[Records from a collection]
==============================

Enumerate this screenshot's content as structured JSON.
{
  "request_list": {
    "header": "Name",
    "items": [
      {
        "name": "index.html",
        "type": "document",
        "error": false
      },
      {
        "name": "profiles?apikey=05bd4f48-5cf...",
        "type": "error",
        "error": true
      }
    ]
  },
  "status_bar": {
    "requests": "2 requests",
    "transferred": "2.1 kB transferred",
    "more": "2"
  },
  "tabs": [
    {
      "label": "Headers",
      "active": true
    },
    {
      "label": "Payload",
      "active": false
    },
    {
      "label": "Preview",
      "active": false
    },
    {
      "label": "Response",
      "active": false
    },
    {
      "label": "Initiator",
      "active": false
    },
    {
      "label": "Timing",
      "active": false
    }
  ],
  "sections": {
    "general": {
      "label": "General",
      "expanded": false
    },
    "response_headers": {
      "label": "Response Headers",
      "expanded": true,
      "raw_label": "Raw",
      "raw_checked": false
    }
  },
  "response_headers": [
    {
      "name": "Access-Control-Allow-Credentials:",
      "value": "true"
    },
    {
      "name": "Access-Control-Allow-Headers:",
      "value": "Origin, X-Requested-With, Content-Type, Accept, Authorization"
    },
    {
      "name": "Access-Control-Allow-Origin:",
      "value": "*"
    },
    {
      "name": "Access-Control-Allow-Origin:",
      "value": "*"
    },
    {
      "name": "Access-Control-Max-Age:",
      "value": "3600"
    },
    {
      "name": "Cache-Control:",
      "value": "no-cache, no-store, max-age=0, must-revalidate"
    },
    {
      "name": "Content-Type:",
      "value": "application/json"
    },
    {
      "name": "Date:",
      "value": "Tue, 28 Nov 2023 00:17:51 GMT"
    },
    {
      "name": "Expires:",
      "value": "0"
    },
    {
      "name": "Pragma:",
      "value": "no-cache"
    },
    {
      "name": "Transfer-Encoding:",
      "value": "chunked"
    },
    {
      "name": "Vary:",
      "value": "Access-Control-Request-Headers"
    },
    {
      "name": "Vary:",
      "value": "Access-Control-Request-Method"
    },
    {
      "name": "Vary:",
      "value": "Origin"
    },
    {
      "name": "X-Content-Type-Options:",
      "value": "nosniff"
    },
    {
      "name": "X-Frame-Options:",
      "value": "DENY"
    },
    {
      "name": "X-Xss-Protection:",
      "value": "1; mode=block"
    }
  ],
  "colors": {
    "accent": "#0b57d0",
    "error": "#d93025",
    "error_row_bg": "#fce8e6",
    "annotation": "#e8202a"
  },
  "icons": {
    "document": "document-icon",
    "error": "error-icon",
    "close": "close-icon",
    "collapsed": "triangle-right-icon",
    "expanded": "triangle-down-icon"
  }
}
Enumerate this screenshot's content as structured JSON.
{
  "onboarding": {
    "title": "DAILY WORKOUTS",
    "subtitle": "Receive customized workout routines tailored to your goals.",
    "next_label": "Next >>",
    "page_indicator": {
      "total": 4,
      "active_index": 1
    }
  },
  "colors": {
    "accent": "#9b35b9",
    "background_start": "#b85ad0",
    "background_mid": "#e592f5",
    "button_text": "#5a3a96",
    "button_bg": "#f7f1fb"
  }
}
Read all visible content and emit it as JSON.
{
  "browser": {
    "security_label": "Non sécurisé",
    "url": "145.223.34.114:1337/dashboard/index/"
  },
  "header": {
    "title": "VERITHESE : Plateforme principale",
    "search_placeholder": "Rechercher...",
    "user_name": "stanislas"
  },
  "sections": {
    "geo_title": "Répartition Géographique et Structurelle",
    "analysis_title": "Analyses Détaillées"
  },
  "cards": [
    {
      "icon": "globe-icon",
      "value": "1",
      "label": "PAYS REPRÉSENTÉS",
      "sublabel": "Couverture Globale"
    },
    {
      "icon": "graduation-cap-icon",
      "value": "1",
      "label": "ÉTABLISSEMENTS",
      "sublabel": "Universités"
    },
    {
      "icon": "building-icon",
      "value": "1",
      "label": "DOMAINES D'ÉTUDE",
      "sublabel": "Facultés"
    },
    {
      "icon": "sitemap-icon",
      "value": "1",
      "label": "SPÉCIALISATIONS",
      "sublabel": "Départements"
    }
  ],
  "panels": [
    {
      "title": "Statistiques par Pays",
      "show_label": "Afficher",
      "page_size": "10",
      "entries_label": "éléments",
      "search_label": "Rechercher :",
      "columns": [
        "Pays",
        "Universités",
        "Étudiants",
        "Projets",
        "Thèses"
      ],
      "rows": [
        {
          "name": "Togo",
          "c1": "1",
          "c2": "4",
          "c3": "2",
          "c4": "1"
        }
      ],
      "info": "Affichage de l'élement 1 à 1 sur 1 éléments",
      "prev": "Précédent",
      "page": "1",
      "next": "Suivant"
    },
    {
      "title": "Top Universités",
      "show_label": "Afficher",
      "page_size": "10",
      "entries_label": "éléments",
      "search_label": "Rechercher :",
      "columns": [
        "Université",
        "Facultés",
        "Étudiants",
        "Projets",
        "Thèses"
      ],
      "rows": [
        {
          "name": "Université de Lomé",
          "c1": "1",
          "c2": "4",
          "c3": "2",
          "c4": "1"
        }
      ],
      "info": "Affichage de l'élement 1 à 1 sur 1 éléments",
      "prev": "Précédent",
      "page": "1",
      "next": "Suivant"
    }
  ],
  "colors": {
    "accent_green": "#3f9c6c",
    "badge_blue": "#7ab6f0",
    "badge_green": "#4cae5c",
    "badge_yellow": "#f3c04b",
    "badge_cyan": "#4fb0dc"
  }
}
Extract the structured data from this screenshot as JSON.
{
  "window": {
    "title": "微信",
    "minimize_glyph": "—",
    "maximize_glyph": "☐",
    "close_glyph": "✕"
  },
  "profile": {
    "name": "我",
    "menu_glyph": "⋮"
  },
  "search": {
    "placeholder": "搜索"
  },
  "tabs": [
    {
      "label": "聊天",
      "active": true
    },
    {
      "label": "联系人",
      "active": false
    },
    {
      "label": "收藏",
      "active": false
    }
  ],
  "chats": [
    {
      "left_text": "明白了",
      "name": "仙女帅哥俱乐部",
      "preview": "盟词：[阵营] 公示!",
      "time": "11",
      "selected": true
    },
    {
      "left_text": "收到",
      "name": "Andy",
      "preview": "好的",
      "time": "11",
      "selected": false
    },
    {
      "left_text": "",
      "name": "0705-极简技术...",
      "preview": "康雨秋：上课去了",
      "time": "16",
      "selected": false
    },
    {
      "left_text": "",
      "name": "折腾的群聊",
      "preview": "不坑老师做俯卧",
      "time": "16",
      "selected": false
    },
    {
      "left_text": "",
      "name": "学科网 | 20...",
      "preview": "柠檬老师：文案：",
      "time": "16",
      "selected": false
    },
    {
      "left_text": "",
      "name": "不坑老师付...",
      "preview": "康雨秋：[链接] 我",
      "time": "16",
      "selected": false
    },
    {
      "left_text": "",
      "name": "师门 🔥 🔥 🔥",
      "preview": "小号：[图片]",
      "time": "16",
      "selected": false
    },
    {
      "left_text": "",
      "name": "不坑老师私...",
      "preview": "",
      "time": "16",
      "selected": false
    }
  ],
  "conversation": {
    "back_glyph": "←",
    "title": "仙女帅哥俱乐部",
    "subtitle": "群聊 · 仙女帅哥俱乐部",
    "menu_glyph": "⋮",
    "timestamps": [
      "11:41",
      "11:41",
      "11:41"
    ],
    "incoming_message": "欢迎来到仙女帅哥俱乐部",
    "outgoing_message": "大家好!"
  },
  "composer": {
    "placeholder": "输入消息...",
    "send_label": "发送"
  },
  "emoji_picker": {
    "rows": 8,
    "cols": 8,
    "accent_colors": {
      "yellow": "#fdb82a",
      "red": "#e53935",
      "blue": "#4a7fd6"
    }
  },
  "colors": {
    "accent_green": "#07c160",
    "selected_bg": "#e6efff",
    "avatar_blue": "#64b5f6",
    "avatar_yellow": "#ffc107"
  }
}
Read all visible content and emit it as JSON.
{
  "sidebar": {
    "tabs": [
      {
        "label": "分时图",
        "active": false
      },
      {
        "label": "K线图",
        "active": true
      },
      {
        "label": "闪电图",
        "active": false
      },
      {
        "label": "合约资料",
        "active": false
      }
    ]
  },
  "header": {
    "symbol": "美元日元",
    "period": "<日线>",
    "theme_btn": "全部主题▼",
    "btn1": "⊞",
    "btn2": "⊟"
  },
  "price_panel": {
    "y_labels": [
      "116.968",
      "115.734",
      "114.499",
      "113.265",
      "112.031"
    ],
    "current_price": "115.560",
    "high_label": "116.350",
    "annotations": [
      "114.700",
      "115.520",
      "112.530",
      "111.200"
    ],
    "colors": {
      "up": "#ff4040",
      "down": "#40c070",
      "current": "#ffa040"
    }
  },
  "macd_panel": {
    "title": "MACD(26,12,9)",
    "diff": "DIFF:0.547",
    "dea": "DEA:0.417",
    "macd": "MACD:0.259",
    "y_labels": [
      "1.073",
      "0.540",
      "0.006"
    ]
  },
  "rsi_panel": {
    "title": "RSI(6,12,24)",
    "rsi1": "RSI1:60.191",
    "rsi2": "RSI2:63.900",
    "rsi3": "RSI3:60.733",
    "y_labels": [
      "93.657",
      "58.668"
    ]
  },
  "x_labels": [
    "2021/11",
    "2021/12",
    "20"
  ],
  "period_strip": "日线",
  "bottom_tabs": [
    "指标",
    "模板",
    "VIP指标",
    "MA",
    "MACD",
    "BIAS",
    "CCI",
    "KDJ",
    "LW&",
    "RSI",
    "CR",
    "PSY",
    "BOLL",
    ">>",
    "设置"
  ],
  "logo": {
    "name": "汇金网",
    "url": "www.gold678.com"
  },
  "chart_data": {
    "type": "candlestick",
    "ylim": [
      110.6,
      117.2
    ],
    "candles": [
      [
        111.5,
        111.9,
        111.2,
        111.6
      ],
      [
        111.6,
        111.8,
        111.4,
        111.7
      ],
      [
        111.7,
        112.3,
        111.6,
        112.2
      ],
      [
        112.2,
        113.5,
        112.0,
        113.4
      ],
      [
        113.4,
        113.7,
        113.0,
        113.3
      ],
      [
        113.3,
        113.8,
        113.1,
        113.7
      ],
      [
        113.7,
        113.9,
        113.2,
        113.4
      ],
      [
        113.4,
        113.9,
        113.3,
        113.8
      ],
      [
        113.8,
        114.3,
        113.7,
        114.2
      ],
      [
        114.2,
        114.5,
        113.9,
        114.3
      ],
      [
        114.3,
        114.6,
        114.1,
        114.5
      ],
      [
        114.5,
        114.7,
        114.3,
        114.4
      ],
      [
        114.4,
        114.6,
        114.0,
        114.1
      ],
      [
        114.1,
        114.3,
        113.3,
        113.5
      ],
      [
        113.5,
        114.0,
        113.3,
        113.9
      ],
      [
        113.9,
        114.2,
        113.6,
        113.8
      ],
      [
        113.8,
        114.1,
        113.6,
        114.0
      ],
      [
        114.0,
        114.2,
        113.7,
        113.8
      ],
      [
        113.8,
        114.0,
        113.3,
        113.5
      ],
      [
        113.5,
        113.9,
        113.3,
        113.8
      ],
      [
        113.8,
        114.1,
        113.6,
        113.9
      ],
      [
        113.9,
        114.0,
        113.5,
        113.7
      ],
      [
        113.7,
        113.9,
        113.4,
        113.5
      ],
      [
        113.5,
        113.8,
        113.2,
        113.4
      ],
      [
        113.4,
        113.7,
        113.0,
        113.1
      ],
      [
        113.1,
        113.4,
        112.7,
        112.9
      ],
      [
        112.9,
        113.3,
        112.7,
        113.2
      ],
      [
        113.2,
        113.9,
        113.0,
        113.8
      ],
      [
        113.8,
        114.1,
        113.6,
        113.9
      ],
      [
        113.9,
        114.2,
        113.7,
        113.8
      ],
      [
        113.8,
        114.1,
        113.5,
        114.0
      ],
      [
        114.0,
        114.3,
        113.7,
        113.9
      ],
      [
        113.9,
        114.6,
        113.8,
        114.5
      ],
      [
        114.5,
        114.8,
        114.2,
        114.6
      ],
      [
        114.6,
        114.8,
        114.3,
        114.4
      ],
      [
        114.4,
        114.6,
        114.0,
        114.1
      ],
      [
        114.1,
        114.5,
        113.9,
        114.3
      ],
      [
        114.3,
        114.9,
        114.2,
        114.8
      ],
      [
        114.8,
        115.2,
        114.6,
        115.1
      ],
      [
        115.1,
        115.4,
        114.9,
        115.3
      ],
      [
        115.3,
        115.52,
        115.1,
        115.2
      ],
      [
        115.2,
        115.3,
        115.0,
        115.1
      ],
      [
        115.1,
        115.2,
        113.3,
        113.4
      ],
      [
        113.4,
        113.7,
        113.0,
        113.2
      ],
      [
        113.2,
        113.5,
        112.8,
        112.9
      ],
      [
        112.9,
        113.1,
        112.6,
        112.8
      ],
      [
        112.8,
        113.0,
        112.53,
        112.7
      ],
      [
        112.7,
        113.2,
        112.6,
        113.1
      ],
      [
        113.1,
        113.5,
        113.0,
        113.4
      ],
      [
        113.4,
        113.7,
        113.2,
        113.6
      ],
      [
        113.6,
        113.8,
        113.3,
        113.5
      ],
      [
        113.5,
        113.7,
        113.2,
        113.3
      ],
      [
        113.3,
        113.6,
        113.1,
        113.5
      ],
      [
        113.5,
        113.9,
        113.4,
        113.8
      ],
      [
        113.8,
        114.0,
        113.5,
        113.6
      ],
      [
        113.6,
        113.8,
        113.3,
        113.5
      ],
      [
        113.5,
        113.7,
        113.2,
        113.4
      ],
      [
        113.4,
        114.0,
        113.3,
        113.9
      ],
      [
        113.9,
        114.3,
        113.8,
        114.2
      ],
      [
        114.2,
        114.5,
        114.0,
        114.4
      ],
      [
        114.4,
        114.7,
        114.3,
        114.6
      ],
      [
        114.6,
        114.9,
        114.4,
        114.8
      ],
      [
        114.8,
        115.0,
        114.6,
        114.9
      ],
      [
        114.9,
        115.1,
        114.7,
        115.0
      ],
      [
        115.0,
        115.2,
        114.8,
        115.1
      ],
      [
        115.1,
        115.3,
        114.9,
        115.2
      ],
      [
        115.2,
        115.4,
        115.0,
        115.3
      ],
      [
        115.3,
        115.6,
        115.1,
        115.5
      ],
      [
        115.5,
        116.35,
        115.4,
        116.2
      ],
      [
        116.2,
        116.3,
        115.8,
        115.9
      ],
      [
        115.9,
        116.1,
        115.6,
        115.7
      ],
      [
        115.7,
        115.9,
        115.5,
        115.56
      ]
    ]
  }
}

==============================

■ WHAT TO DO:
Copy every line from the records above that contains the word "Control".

■ SOLUTION FOR THIS TASK:
      "name": "Access-Control-Allow-Credentials:",
      "name": "Access-Control-Allow-Headers:",
      "name": "Access-Control-Allow-Origin:",
      "name": "Access-Control-Allow-Origin:",
      "name": "Access-Control-Max-Age:",
      "name": "Cache-Control:",
      "value": "Access-Control-Request-Headers"
      "value": "Access-Control-Request-Method"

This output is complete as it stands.